> _Component data from apps and pages_:
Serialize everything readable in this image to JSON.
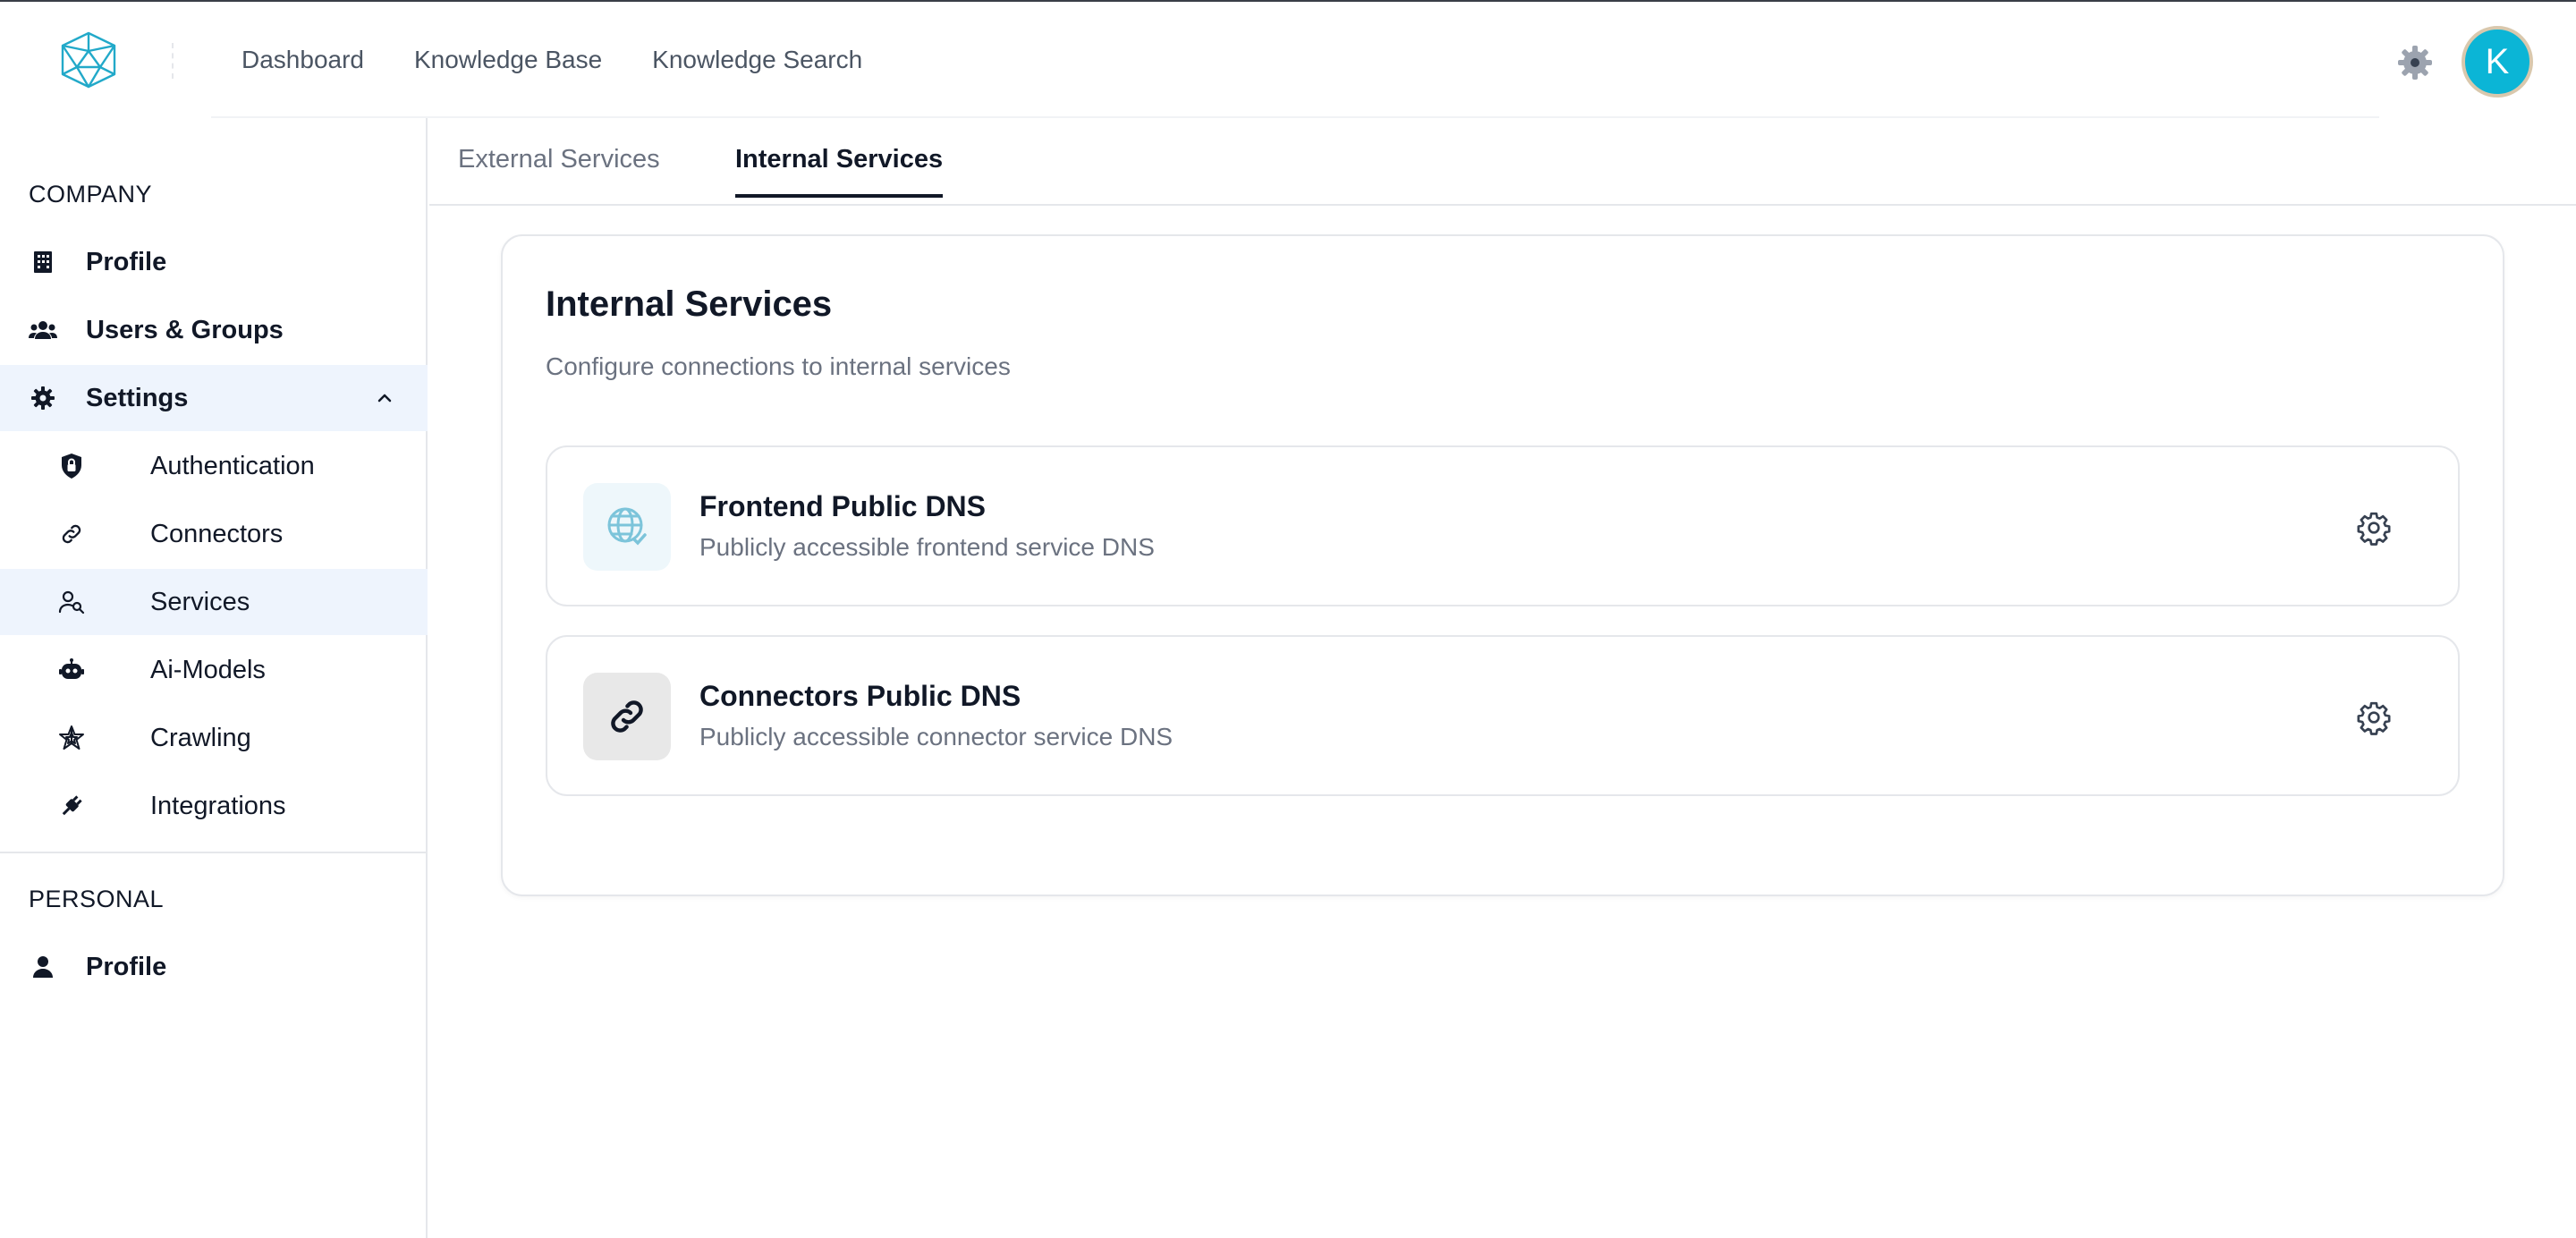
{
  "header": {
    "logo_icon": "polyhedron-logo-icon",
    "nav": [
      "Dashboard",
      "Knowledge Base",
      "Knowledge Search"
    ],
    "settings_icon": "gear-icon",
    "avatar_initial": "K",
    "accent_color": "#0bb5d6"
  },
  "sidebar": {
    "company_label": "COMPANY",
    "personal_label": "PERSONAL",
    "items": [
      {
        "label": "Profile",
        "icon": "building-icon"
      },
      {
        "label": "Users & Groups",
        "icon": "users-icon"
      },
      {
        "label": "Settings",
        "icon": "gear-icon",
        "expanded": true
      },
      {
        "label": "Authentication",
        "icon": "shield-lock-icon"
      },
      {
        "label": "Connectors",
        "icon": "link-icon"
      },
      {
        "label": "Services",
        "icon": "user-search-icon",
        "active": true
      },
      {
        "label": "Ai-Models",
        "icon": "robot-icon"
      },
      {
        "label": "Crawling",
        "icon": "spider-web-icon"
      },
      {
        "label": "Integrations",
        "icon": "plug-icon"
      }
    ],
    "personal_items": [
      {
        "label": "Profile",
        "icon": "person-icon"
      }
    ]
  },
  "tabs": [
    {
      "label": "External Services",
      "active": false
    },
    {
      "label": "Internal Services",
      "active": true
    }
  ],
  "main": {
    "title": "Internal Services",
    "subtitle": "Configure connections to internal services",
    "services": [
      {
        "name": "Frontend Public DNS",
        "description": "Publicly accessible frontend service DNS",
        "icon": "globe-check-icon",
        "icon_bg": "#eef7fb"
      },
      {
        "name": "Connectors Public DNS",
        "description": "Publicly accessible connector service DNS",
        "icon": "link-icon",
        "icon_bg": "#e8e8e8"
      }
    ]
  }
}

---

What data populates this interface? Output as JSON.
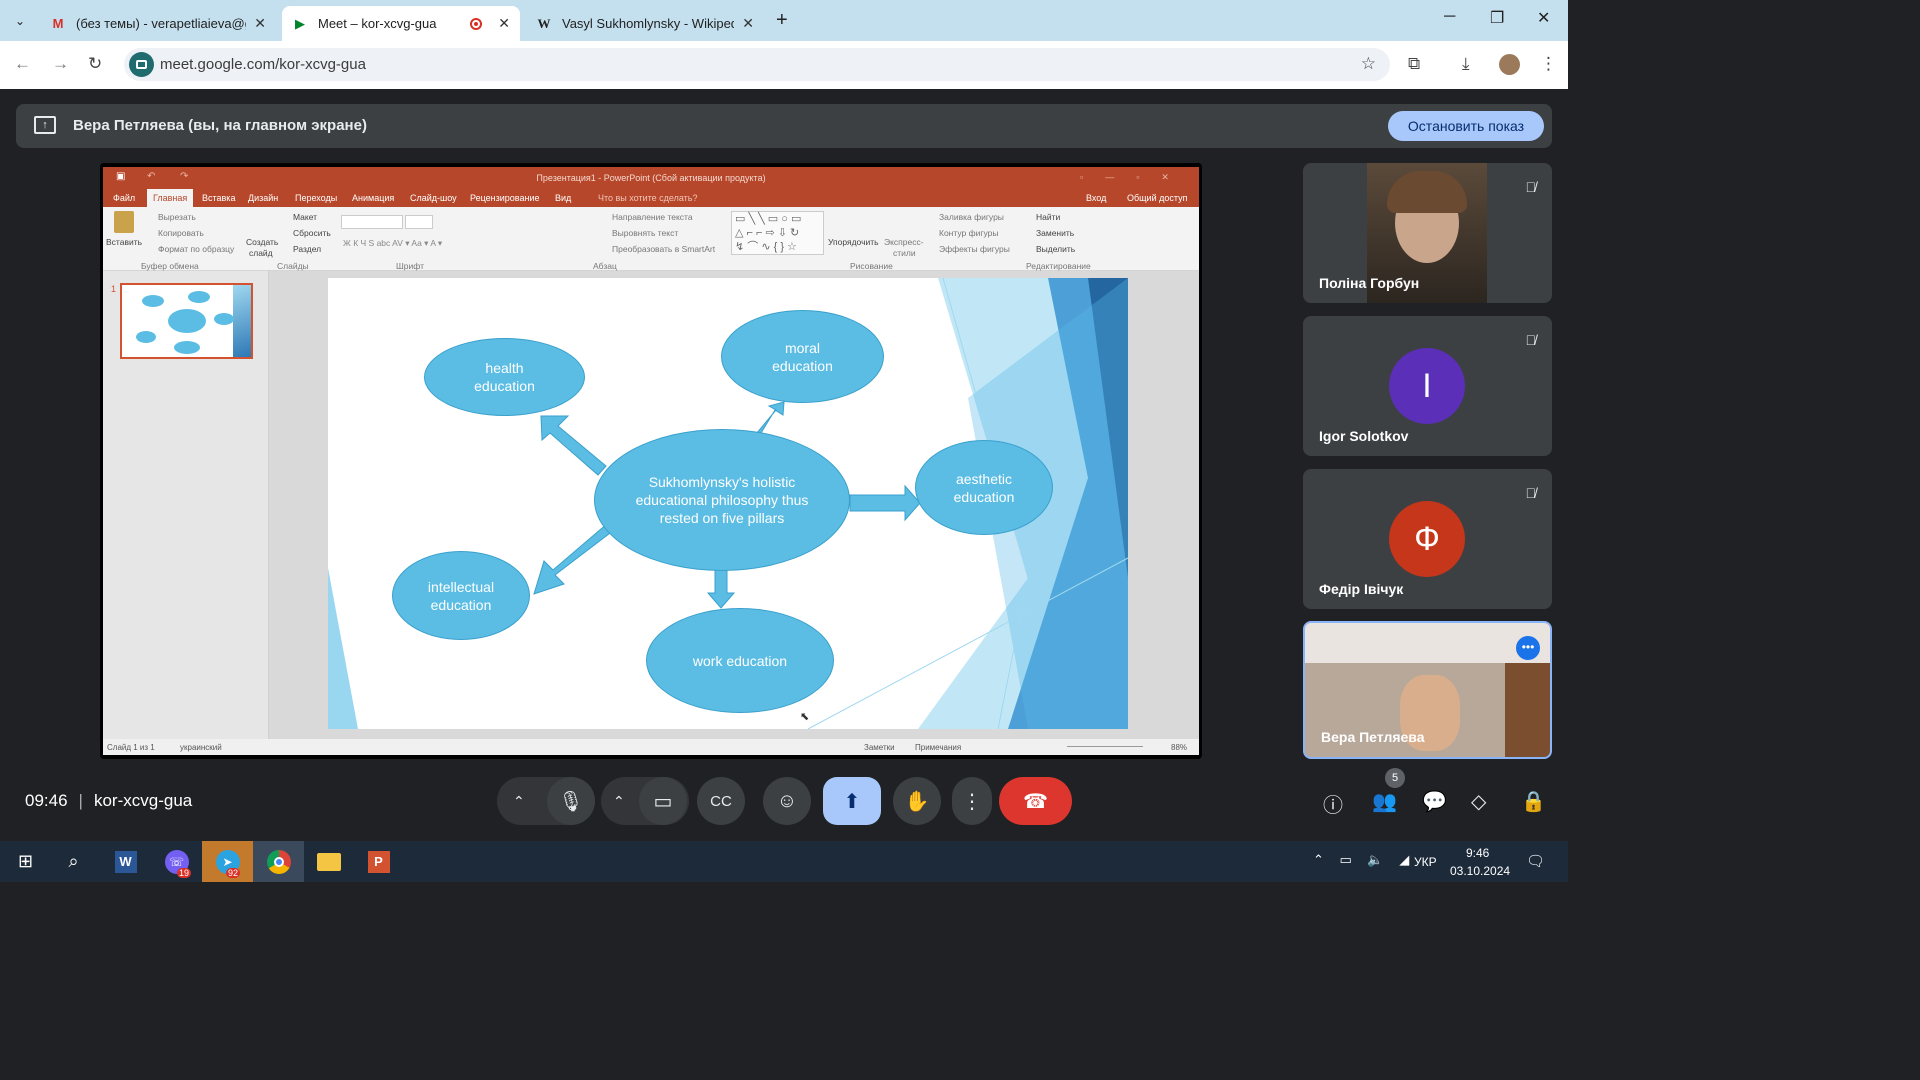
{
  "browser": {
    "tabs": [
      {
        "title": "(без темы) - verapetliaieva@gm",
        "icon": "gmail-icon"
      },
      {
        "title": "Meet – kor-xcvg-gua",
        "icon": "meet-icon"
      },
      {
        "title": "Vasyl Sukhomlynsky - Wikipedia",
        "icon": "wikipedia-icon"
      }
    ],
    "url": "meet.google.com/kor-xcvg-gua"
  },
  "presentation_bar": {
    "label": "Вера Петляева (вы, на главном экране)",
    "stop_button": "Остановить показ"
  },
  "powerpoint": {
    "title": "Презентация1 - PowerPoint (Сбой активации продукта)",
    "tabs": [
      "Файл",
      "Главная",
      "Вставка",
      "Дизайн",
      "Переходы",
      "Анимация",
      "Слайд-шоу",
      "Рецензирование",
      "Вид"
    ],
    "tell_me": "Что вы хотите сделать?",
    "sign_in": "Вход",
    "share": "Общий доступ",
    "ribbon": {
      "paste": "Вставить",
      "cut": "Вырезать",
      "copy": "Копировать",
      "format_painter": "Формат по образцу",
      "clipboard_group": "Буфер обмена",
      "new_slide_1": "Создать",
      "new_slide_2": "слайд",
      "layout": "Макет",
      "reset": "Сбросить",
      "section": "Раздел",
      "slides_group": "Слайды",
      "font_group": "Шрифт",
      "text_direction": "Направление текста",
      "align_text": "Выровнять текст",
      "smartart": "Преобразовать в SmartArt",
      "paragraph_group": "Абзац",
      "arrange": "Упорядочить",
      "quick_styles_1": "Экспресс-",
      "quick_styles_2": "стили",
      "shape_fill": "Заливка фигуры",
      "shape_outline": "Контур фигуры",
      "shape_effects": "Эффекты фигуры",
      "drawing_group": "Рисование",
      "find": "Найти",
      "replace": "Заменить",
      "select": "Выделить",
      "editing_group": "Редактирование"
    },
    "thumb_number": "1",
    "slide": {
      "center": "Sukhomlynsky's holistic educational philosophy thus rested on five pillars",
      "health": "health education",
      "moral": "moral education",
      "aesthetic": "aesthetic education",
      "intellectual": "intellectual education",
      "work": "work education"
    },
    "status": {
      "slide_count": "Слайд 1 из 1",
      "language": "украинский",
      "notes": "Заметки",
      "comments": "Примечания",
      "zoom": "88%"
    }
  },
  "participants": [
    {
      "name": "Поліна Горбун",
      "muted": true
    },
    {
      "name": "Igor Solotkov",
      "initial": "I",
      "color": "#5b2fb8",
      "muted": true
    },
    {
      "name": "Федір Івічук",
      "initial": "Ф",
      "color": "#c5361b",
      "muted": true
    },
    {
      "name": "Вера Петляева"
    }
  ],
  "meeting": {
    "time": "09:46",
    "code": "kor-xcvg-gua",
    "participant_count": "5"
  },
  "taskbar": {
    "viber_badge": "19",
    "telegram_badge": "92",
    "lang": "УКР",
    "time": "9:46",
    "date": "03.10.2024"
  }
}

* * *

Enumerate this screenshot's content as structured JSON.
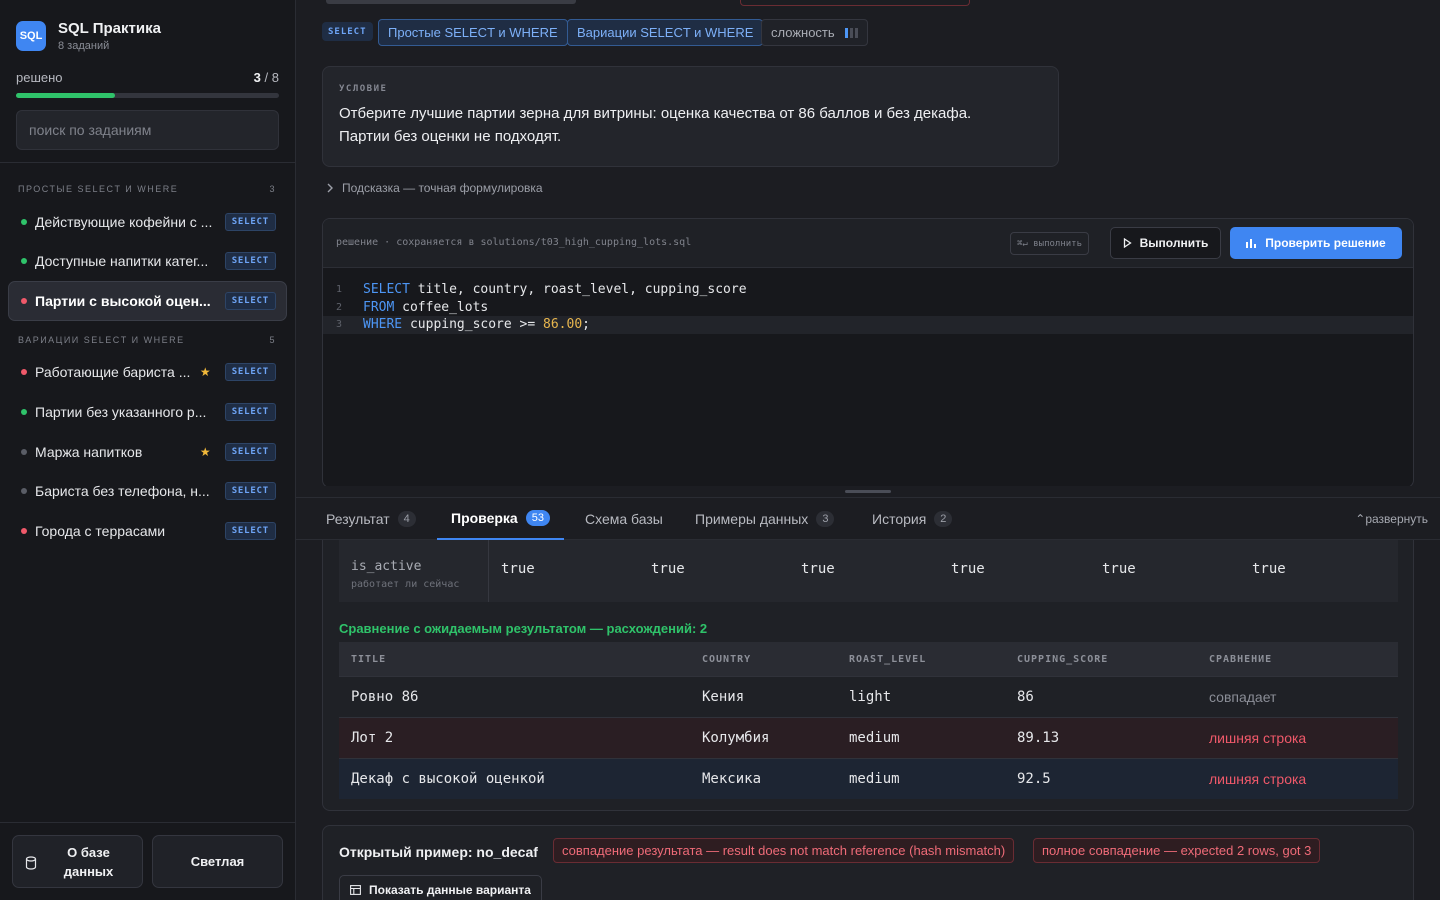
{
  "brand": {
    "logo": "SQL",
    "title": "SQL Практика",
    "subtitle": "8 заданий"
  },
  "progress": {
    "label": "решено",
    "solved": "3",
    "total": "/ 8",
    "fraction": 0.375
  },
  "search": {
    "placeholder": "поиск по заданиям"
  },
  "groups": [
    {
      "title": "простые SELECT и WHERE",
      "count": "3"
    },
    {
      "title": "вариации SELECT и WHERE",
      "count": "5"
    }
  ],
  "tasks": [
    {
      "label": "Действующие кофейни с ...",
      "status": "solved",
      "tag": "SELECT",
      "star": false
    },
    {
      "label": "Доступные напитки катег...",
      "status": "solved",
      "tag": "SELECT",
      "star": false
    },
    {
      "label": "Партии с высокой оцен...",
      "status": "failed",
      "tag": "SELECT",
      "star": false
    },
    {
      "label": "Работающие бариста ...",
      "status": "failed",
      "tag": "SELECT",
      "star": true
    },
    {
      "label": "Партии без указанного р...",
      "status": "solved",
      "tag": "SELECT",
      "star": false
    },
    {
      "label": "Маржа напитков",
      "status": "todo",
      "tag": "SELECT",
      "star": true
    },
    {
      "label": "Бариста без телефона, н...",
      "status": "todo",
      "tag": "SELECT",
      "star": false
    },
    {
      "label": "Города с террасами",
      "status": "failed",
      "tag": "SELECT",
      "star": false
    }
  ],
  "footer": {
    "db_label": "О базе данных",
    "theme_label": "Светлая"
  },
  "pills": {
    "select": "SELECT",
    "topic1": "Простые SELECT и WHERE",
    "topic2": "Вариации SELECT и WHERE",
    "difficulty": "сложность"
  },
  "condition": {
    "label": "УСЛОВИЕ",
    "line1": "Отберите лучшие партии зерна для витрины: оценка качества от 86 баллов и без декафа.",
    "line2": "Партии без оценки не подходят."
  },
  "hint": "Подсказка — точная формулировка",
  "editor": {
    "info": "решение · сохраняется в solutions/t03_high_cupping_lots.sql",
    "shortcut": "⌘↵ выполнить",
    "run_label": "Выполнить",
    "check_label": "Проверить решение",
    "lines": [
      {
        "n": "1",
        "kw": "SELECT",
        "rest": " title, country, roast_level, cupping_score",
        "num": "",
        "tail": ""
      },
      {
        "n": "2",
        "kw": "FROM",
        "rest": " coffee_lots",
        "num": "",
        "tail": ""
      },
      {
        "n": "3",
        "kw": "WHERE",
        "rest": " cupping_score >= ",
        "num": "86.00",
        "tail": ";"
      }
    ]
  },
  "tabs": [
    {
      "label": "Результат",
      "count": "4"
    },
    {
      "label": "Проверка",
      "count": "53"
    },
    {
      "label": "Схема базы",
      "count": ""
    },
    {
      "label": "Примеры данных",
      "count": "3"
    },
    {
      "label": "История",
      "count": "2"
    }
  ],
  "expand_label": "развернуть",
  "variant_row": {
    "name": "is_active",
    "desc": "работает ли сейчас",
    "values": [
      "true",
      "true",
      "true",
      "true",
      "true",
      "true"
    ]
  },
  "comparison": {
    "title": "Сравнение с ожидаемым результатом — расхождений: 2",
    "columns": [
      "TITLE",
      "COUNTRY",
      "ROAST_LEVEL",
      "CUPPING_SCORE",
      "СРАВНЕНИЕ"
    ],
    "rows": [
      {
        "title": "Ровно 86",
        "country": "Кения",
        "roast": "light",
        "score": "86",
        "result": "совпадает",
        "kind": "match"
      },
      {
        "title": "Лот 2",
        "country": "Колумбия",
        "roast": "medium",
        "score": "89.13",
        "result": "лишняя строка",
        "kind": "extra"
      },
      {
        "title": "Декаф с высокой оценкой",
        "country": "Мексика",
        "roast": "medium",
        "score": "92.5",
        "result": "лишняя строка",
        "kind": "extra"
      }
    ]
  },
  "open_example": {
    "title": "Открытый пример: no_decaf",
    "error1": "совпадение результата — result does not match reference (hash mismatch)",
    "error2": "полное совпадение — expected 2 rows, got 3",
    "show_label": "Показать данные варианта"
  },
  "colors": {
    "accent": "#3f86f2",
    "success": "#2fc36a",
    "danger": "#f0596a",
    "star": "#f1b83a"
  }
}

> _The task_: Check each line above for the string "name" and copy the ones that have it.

> _Response to this exercise_:
        "name": "Frontend Public DNS",
        "name": "Connectors Public DNS",
      "name": "Поліна Горбун",
      "name": "Igor Solotkov",
      "name": "Федір Івічук",
      "name": "Вера Петляева"
    "name": "is_active",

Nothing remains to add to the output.